* Aim of the task *
Please retype the listing below word for word and exclude its images.

* Source material *

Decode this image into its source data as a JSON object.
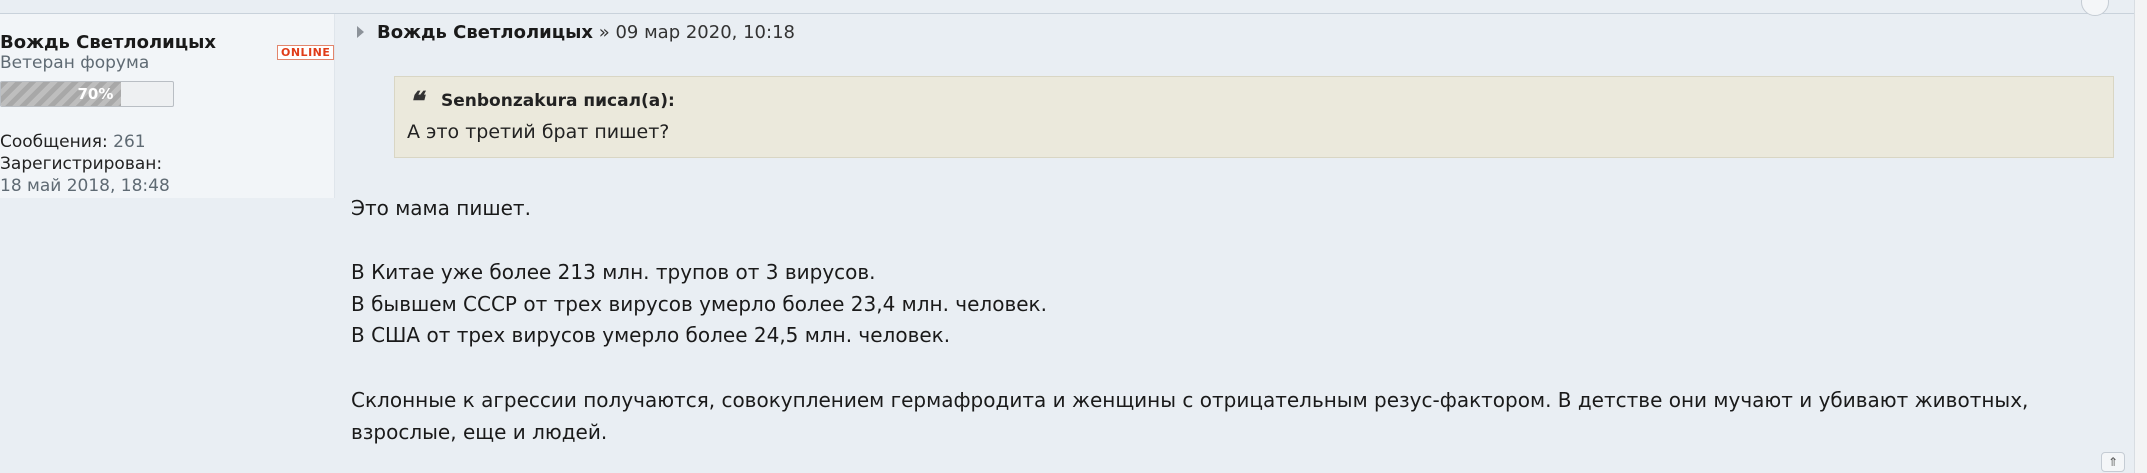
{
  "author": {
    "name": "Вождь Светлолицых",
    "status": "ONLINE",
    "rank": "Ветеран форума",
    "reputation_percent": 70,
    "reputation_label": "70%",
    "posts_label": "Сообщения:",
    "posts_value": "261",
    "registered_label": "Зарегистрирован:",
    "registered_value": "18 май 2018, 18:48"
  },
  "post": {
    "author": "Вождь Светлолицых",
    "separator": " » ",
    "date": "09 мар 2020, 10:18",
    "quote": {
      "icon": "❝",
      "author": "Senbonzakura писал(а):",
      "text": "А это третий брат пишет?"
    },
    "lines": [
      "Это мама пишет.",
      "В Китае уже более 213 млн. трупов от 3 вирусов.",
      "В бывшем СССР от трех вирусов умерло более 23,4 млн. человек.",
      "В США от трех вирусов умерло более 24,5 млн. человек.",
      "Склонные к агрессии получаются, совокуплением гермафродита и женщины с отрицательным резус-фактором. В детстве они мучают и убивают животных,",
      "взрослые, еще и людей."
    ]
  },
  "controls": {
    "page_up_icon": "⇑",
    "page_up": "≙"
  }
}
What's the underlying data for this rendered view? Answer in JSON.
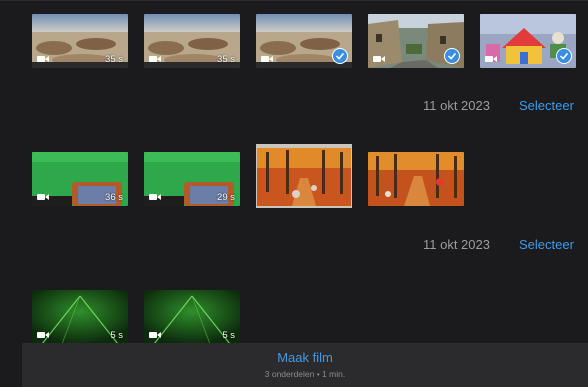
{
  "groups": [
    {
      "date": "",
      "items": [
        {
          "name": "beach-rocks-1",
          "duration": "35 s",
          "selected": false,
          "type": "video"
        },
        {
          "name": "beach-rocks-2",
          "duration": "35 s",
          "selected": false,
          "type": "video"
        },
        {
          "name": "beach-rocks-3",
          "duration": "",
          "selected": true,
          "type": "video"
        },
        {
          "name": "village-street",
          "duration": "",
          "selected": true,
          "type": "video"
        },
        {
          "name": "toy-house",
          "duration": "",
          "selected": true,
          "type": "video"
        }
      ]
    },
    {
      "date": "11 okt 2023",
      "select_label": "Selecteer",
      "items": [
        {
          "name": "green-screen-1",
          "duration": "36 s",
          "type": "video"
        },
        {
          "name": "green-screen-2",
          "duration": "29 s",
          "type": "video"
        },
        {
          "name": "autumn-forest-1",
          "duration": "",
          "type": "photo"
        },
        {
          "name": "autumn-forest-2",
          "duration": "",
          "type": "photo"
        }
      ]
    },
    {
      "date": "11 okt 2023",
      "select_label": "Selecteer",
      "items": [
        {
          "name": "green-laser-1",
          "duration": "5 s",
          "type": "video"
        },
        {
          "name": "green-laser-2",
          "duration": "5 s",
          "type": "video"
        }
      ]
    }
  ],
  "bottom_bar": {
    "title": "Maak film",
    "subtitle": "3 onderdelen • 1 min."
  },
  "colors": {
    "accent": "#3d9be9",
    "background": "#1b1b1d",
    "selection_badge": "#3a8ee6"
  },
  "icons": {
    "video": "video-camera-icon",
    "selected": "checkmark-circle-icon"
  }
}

* Exercise result *
Decode this image into its source data as a JSON object.
{
  "author": {
    "name": "Вождь Светлолицых",
    "status": "ONLINE",
    "rank": "Ветеран форума",
    "reputation_percent": 70,
    "reputation_label": "70%",
    "posts_label": "Сообщения:",
    "posts_value": "261",
    "registered_label": "Зарегистрирован:",
    "registered_value": "18 май 2018, 18:48"
  },
  "post": {
    "author": "Вождь Светлолицых",
    "separator": " » ",
    "date": "09 мар 2020, 10:18",
    "quote": {
      "icon": "❝",
      "author": "Senbonzakura писал(а):",
      "text": "А это третий брат пишет?"
    },
    "lines": [
      "Это мама пишет.",
      "В Китае уже более 213 млн. трупов от 3 вирусов.",
      "В бывшем СССР от трех вирусов умерло более 23,4 млн. человек.",
      "В США от трех вирусов умерло более 24,5 млн. человек.",
      "Склонные к агрессии получаются, совокуплением гермафродита и женщины с отрицательным резус-фактором. В детстве они мучают и убивают животных,",
      "взрослые, еще и людей."
    ]
  },
  "controls": {
    "page_up_icon": "⇑",
    "page_up": "≙"
  }
}
What's the underlying data for this rendered view? Answer in JSON.
{
  "groups": [
    {
      "date": "",
      "items": [
        {
          "name": "beach-rocks-1",
          "duration": "35 s",
          "selected": false,
          "type": "video"
        },
        {
          "name": "beach-rocks-2",
          "duration": "35 s",
          "selected": false,
          "type": "video"
        },
        {
          "name": "beach-rocks-3",
          "duration": "",
          "selected": true,
          "type": "video"
        },
        {
          "name": "village-street",
          "duration": "",
          "selected": true,
          "type": "video"
        },
        {
          "name": "toy-house",
          "duration": "",
          "selected": true,
          "type": "video"
        }
      ]
    },
    {
      "date": "11 okt 2023",
      "select_label": "Selecteer",
      "items": [
        {
          "name": "green-screen-1",
          "duration": "36 s",
          "type": "video"
        },
        {
          "name": "green-screen-2",
          "duration": "29 s",
          "type": "video"
        },
        {
          "name": "autumn-forest-1",
          "duration": "",
          "type": "photo"
        },
        {
          "name": "autumn-forest-2",
          "duration": "",
          "type": "photo"
        }
      ]
    },
    {
      "date": "11 okt 2023",
      "select_label": "Selecteer",
      "items": [
        {
          "name": "green-laser-1",
          "duration": "5 s",
          "type": "video"
        },
        {
          "name": "green-laser-2",
          "duration": "5 s",
          "type": "video"
        }
      ]
    }
  ],
  "bottom_bar": {
    "title": "Maak film",
    "subtitle": "3 onderdelen • 1 min."
  },
  "colors": {
    "accent": "#3d9be9",
    "background": "#1b1b1d",
    "selection_badge": "#3a8ee6"
  },
  "icons": {
    "video": "video-camera-icon",
    "selected": "checkmark-circle-icon"
  }
}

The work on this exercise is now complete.